(INPUT DATA begins)

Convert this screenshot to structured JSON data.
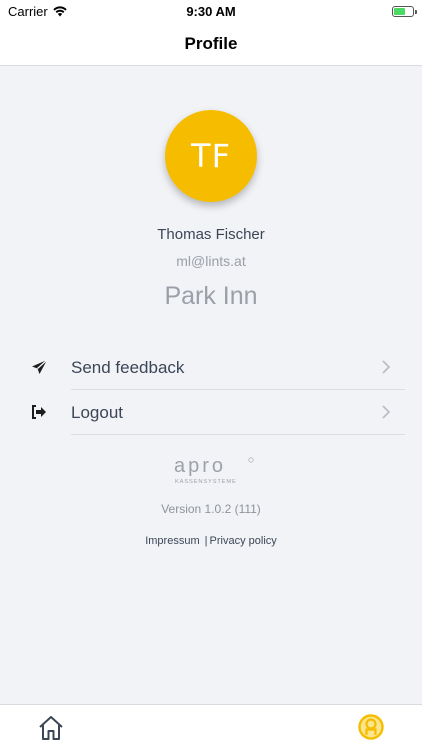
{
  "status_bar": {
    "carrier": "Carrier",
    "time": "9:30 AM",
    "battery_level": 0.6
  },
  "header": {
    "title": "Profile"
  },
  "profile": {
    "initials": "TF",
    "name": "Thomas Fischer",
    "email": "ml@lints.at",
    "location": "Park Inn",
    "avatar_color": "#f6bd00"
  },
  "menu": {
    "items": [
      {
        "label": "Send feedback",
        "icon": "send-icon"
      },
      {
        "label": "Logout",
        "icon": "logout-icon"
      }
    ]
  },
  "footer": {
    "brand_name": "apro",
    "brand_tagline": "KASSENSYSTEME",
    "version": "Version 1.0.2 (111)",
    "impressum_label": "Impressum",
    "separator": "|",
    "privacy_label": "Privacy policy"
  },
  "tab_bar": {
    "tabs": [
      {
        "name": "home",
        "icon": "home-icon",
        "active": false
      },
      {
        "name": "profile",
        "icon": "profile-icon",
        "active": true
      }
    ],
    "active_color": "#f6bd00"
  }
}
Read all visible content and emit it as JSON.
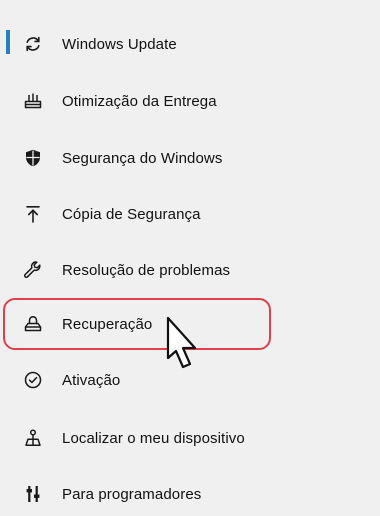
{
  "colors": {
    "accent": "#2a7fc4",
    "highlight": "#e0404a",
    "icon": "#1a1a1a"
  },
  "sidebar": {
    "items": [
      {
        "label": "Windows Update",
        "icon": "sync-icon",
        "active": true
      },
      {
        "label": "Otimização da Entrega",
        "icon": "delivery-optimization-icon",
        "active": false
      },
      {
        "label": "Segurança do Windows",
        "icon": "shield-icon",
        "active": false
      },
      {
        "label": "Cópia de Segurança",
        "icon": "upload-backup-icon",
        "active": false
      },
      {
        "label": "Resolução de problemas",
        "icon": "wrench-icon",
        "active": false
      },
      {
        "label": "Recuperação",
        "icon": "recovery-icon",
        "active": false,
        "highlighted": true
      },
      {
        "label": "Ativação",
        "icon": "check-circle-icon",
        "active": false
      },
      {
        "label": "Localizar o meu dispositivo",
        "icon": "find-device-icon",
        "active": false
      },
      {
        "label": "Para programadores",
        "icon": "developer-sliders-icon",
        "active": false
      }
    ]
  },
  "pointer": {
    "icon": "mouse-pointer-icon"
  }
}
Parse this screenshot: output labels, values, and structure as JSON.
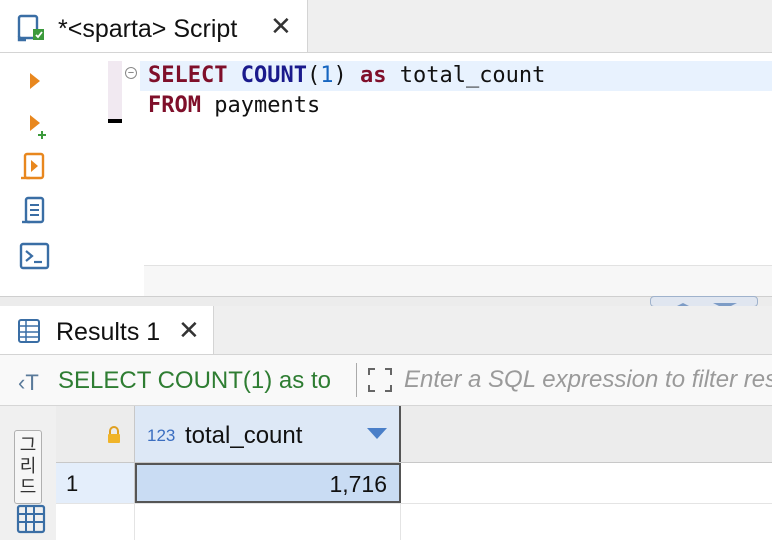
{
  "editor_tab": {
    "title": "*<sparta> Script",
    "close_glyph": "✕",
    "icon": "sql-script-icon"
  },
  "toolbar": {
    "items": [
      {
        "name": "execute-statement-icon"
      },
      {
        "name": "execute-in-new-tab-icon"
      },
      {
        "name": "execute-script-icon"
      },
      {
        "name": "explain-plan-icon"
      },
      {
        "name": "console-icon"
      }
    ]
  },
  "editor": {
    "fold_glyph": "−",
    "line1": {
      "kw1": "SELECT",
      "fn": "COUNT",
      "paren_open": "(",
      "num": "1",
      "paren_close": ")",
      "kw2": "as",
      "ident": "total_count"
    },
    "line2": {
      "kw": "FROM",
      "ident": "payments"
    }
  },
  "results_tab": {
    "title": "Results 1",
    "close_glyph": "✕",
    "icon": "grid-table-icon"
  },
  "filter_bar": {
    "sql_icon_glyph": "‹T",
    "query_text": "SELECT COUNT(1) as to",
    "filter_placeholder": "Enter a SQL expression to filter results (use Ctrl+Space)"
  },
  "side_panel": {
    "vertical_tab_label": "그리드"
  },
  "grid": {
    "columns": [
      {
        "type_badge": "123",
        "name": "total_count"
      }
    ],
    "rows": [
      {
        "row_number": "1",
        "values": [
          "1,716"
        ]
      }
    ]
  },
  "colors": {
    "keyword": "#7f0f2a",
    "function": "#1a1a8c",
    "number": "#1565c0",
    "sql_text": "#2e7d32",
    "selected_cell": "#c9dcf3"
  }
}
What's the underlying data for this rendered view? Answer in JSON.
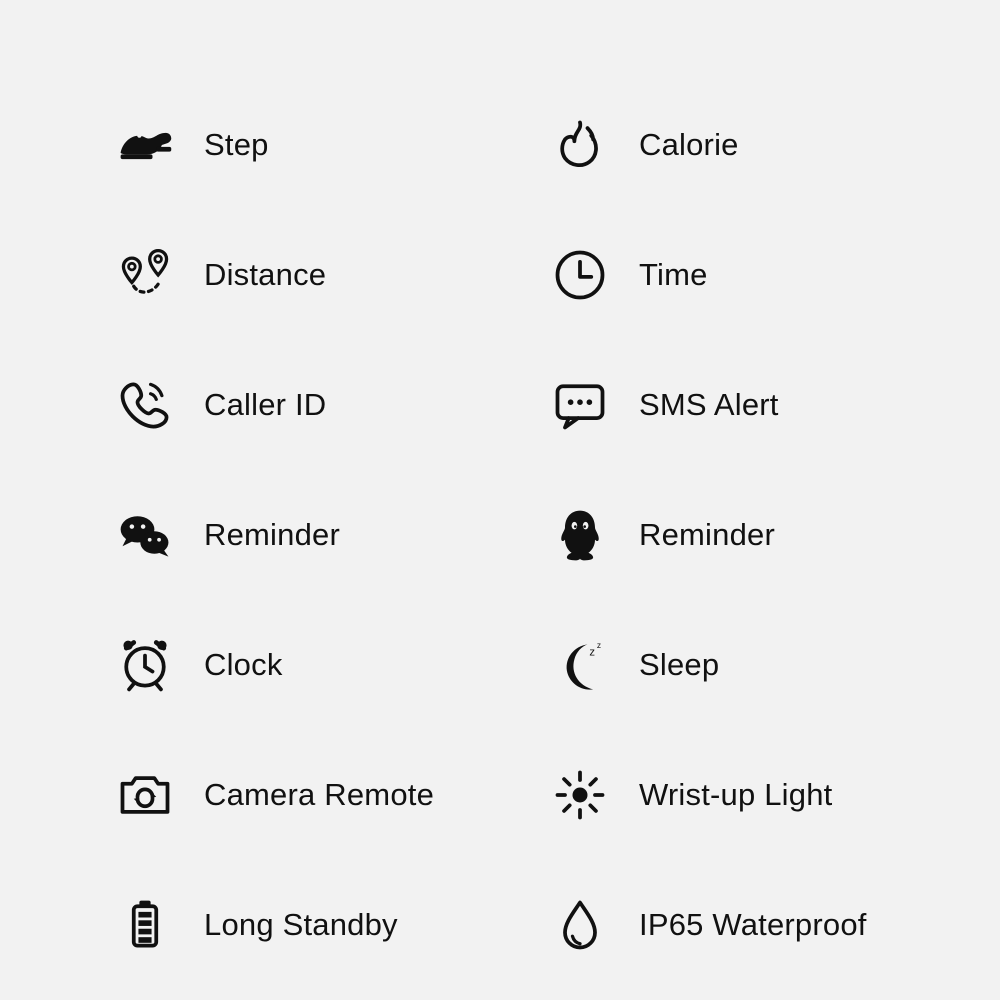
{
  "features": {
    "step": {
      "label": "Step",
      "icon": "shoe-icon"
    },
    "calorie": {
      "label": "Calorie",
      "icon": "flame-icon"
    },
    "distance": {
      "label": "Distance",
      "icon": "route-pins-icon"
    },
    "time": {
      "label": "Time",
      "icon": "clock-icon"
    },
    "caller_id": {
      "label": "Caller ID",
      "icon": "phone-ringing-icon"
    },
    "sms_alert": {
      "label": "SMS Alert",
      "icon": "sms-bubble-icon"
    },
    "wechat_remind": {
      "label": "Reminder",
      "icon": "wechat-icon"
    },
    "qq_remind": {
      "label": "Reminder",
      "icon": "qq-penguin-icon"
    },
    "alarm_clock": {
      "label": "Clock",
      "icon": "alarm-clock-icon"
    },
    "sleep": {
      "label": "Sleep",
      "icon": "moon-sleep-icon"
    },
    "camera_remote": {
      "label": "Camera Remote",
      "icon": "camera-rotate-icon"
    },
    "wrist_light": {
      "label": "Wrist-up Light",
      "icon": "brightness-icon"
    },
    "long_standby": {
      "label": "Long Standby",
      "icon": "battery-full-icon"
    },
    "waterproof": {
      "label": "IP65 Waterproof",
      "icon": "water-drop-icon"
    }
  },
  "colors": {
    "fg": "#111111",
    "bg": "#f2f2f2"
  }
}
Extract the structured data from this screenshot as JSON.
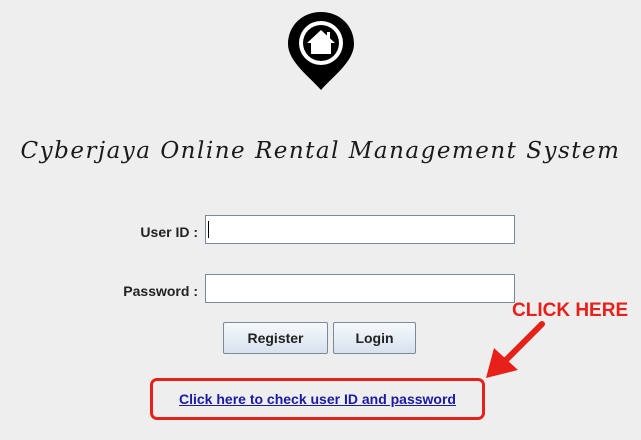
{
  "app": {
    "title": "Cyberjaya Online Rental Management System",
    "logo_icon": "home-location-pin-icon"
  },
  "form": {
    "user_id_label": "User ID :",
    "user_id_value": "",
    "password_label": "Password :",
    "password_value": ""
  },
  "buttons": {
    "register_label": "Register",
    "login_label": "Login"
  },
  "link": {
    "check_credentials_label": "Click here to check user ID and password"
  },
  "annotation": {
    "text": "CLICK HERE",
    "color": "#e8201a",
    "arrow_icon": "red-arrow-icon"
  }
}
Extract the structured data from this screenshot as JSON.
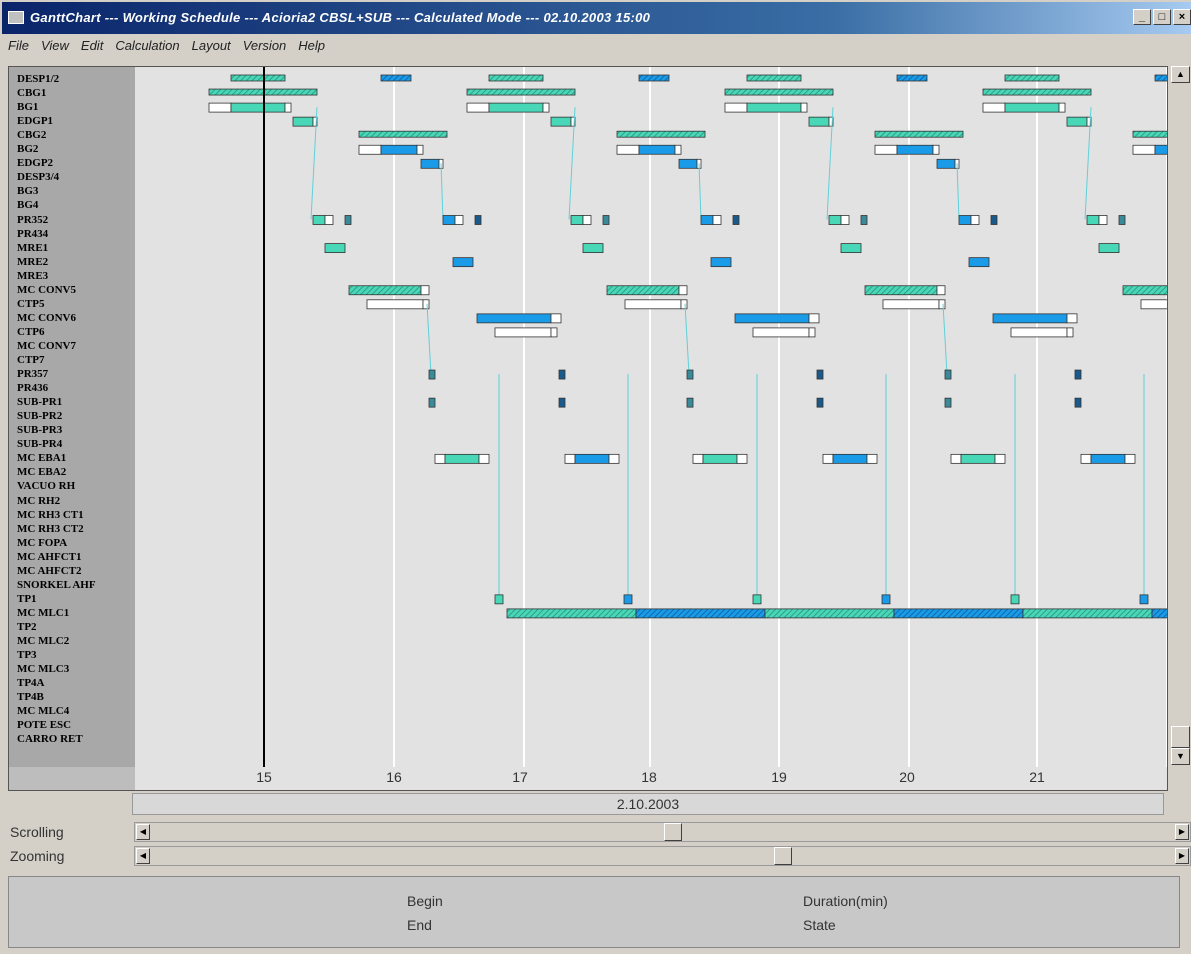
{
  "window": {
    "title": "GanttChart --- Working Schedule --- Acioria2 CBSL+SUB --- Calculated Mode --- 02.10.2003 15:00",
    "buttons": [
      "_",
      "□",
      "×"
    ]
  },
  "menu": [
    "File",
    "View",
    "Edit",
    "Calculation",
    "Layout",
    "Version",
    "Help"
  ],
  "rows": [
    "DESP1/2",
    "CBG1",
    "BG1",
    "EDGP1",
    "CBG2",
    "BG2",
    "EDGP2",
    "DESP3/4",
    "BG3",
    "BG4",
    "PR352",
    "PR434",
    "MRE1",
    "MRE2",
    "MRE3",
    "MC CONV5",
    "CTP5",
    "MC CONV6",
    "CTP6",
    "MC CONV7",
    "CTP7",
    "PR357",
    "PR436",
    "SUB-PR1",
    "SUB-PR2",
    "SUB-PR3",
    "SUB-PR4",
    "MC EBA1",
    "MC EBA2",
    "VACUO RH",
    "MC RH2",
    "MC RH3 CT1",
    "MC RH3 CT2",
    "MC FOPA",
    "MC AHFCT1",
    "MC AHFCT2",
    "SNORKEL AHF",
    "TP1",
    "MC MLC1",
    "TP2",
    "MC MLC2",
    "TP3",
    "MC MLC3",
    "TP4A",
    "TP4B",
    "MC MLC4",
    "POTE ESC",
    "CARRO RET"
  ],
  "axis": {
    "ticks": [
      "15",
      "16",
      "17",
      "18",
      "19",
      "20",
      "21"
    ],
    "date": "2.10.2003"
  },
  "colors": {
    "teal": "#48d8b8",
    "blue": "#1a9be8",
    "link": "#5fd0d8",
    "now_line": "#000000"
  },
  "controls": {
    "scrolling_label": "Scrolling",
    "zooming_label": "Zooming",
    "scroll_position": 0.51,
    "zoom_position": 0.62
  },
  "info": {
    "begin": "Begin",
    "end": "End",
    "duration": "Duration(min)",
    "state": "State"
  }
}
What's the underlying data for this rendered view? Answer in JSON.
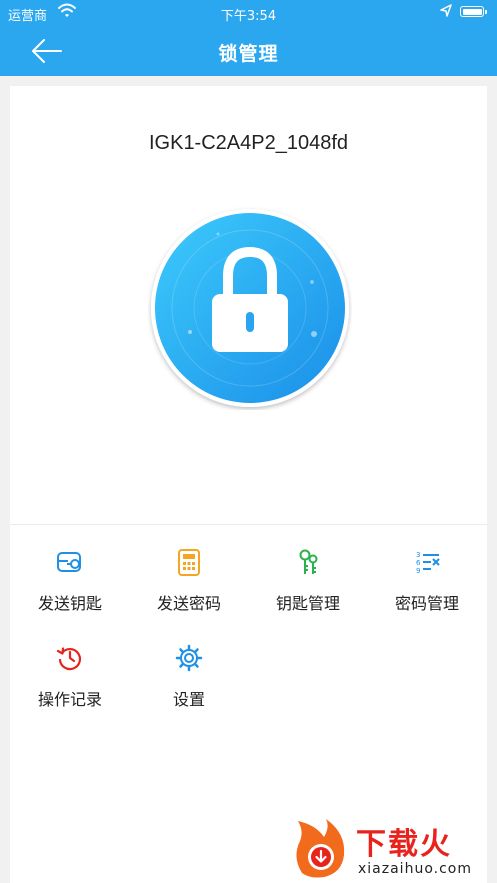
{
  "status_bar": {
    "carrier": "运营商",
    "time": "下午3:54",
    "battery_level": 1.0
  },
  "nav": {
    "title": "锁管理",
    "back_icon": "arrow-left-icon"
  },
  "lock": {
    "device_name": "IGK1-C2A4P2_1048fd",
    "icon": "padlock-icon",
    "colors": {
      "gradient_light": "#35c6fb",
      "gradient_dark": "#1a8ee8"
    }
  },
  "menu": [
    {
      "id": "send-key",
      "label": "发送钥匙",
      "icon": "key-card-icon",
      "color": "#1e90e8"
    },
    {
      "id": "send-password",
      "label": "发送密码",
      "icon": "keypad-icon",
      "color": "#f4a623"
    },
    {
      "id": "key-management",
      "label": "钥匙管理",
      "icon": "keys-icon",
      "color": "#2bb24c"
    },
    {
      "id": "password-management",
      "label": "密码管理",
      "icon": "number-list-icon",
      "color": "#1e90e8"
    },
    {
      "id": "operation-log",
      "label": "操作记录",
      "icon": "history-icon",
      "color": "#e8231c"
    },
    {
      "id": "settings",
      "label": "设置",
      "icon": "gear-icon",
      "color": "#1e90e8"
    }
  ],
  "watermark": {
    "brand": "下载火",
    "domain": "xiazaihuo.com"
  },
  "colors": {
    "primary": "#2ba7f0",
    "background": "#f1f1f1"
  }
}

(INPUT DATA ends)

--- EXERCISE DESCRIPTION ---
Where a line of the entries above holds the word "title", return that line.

--- RESULT FOR THIS EXERCISE ---
    "title": "Profile"
    "title": "*<sparta> Script",
    "title": "Results 1",
    "title": "Cyberjaya Online Rental Management System",
    "title": "GanttChart --- Working Schedule --- Acioria2 CBSL+SUB --- Calculated Mode --- 02.10.2003 15:00",
    "title": "锁管理",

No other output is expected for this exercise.